How many lines below contain the word "name"? Give only the number.
ENTRIES SHOWN START
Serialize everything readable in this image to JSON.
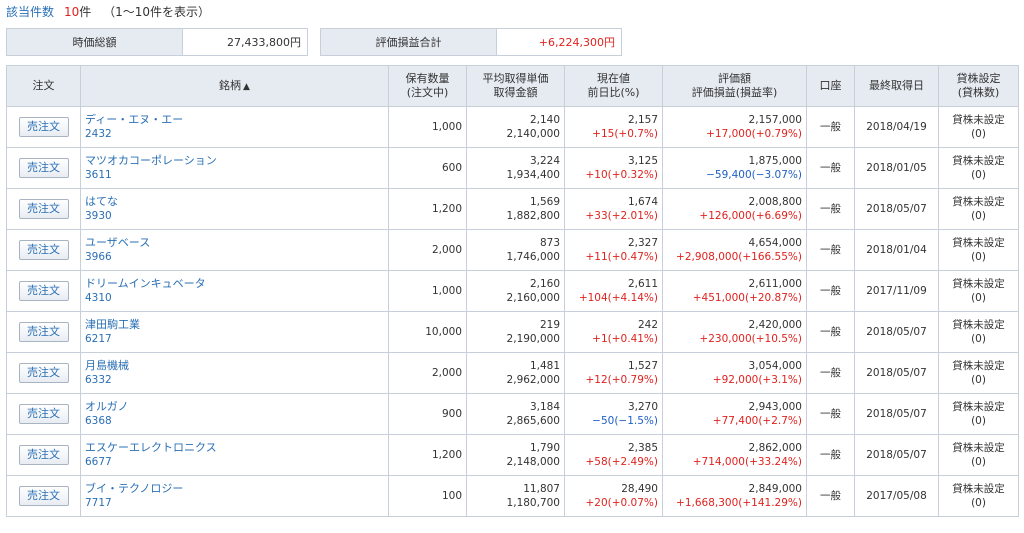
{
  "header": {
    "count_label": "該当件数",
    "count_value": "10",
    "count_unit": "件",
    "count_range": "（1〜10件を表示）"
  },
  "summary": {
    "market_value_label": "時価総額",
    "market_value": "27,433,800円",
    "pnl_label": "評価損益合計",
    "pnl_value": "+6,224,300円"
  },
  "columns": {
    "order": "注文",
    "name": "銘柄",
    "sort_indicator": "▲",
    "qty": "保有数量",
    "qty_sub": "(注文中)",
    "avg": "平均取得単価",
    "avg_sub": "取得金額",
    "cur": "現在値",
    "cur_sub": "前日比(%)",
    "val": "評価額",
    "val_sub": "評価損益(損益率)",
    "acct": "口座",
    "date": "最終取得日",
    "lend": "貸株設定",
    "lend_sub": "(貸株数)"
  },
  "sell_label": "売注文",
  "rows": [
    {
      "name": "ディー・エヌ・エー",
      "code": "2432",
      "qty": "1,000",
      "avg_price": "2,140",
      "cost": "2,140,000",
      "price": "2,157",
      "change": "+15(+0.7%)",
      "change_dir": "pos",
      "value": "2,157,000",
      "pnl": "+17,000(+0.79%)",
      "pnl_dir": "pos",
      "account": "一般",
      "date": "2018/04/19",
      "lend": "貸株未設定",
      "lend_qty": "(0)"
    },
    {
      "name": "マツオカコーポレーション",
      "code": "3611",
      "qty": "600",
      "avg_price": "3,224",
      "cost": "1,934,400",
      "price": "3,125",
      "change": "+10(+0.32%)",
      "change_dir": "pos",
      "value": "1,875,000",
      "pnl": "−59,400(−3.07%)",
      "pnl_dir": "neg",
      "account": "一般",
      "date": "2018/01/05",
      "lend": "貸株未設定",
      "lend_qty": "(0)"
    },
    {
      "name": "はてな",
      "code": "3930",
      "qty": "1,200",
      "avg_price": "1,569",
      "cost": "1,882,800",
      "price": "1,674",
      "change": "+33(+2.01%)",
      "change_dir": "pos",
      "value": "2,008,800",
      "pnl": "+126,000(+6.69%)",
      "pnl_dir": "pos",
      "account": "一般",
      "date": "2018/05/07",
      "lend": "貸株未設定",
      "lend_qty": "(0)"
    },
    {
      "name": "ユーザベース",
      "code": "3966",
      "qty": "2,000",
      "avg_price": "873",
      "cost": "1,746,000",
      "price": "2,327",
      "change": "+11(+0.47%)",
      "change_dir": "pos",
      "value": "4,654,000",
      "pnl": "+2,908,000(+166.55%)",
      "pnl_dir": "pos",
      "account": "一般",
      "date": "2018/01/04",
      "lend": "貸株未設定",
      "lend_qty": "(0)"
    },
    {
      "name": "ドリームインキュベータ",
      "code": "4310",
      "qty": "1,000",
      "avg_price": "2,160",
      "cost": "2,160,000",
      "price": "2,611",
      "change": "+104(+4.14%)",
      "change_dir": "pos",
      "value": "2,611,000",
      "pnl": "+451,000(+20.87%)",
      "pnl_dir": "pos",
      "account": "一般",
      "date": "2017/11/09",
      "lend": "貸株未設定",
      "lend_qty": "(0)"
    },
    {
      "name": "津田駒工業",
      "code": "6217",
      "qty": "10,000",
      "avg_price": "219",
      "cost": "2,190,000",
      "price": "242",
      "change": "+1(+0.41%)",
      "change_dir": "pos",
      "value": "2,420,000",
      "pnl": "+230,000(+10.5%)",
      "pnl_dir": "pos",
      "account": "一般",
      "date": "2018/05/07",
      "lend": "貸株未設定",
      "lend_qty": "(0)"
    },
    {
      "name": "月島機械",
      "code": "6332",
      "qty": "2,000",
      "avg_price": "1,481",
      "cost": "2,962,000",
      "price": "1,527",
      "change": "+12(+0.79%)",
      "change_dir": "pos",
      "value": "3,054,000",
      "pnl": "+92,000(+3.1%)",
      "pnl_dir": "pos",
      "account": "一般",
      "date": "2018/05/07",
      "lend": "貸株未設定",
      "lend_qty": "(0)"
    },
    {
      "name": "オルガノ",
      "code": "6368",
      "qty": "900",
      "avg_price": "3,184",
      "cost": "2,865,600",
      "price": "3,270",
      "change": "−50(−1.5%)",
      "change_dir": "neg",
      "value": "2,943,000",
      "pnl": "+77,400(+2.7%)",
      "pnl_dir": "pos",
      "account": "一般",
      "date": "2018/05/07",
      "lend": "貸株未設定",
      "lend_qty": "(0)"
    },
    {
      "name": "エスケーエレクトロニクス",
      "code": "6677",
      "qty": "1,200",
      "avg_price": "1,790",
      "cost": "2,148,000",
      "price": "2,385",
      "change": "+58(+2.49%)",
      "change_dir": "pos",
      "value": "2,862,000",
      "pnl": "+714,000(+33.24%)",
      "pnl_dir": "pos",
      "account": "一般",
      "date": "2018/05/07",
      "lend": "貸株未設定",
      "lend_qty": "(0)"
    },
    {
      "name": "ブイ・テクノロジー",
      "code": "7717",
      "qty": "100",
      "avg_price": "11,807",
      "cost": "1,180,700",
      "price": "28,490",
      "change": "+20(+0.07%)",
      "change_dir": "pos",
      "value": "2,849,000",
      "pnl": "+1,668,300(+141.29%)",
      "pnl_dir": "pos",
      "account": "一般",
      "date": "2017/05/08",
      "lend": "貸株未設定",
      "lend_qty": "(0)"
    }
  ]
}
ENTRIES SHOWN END
§ RESPONSE TO THIS EXERCISE
11